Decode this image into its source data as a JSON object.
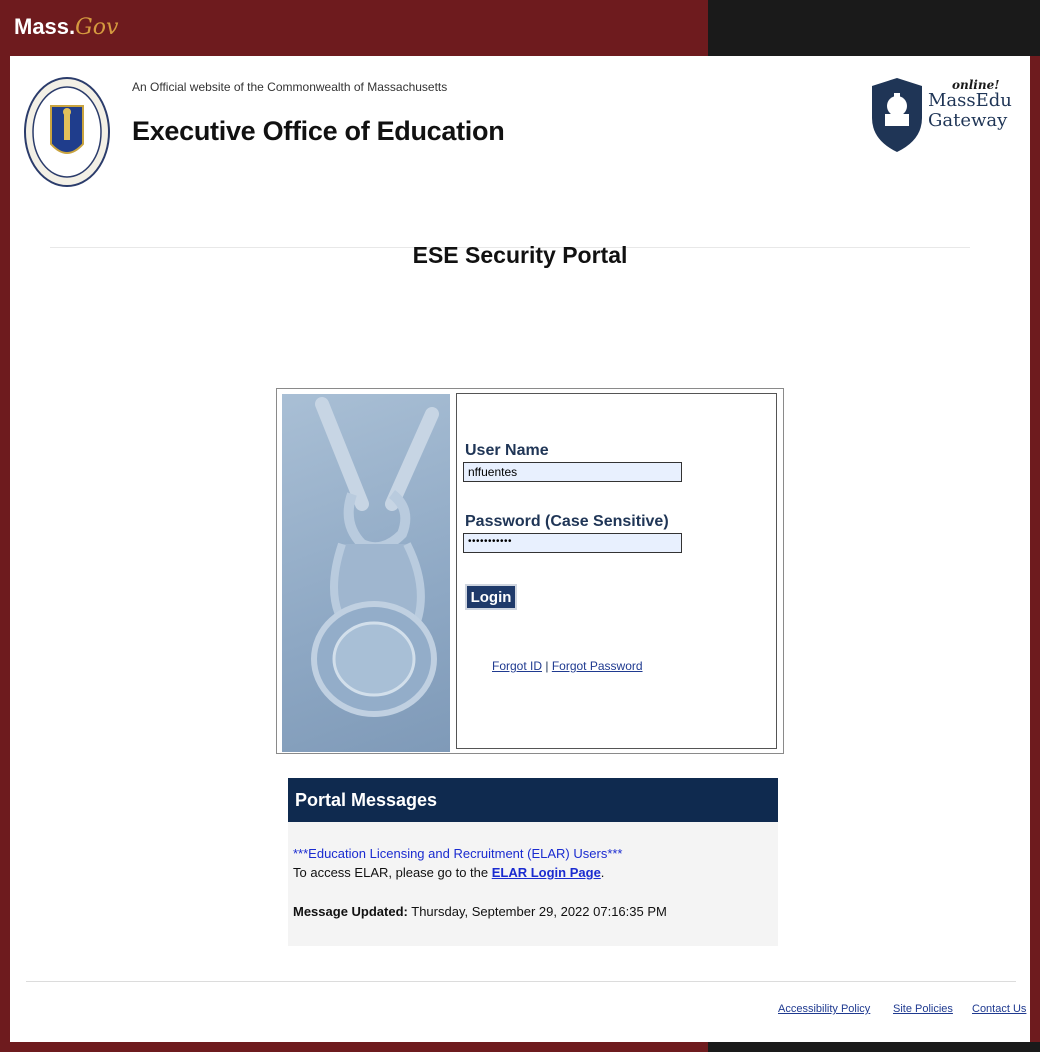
{
  "header": {
    "logo_mass": "Mass.",
    "logo_gov": "Gov",
    "official_text": "An Official website of the Commonwealth of Massachusetts",
    "agency_title": "Executive Office of Education",
    "gateway_online": "online!",
    "gateway_line1": "MassEdu",
    "gateway_line2": "Gateway"
  },
  "page_title": "ESE Security Portal",
  "login": {
    "username_label": "User Name",
    "username_value": "nffuentes",
    "password_label": "Password (Case Sensitive)",
    "password_value": "•••••••••••",
    "login_button": "Login",
    "forgot_id": "Forgot ID",
    "separator": "|",
    "forgot_password": "Forgot Password"
  },
  "portal_messages": {
    "heading": "Portal Messages",
    "line1": "***Education Licensing and Recruitment (ELAR) Users***",
    "line2_prefix": "To access ELAR, please go to the ",
    "line2_link": "ELAR Login Page",
    "line2_suffix": ".",
    "updated_label": "Message Updated:",
    "updated_value": " Thursday, September 29, 2022 07:16:35 PM"
  },
  "footer": {
    "accessibility": "Accessibility Policy",
    "site_policies": "Site Policies",
    "contact": "Contact Us"
  },
  "colors": {
    "brand_maroon": "#6e1b1e",
    "navy": "#0f2a4f",
    "link_blue": "#1a2bd0"
  }
}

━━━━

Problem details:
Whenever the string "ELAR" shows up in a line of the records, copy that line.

Reply to the exercise:
    "line1": "***Education Licensing and Recruitment (ELAR) Users***",
    "line2_prefix": "To access ELAR, please go to the ",
    "line2_link": "ELAR Login Page",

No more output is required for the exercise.